In conclusion, this parsha presents a restatement of the fundamental concept of replacement as it relates to true service of G-d.
The story of Pinchas takes place in Parshat Balak. Only the postscript of Pinchas' reward appears in the section that bears his name. Rabbi Moshe of Coucy explains that a thin line separates impulsive intolerance from righteous zeal. Time clarifies motivation. The pause between Pinchas' action and his repayment represent a period of observation. After evaluation proved Pinchas was mature and sincere, his behavior was rewarded.
Adolescence is a time of self discovery and a time of rebellion. Not always do convictions of youth last. Rabbi Abraham Twerski applies this to some anti-establishment rebels of the 1960s. He writes: "Twenty years later finds some of the most vehement protestors wearing business suits and conservative shoes, their hair neatly styled, and carrying briefcases as they emerge from their suburban homes, very much a part of the "establishment" which they had so violently condemned in their youth." He suggests that their actions were clearly informed by impetuousness endemic to their age.

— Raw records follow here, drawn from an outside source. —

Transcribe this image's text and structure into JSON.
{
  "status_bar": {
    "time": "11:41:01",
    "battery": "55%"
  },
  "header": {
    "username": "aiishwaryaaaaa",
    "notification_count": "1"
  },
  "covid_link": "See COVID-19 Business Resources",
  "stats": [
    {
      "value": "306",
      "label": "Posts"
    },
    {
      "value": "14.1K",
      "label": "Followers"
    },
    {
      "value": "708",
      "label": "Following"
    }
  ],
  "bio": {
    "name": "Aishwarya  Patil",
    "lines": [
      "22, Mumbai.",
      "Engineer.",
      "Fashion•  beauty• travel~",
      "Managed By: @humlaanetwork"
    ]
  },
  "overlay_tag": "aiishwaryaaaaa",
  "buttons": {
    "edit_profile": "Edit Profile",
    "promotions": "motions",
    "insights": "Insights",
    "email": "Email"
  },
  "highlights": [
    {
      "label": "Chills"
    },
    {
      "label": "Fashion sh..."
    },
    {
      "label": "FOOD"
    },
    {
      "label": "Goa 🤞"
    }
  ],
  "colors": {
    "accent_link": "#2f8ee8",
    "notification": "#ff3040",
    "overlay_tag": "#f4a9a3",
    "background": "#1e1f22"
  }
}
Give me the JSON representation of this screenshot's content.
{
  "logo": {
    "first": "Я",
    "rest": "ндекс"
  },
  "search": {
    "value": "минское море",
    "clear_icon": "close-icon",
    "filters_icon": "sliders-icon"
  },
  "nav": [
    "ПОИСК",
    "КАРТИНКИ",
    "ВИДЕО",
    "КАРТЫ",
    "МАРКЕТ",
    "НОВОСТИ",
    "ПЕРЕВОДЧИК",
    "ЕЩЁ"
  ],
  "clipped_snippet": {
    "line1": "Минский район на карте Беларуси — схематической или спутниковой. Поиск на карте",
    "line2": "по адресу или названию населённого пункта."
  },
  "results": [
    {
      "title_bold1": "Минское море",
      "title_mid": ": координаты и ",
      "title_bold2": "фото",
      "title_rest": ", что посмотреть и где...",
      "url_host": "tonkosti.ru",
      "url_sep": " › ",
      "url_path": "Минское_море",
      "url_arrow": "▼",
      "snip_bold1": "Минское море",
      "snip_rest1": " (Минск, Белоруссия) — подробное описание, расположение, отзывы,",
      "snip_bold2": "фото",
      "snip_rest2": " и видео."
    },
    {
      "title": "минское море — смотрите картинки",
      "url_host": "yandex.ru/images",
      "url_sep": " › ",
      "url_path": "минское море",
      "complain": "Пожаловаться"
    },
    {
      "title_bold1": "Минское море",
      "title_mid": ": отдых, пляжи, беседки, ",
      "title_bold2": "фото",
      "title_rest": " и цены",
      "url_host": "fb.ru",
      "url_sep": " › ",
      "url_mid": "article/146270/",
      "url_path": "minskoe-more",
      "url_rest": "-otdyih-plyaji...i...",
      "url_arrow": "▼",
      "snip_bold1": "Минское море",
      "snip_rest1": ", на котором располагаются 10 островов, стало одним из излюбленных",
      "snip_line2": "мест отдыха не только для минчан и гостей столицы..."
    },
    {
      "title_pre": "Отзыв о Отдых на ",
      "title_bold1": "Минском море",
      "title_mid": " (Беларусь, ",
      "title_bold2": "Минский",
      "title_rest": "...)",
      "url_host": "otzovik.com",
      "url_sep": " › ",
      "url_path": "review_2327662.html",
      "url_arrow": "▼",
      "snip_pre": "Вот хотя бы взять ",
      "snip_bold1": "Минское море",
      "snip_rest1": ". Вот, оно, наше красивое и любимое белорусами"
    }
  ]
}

Closer to home, there are many people who leave religion or "find" their Jewish religion in their late teens and early twenties. Who they really want to be becomes clear only in time as their behavior at 18 or 21 becomes a footnote to their lives.
May we be blessed to be the best of our youth for the rest of our lives.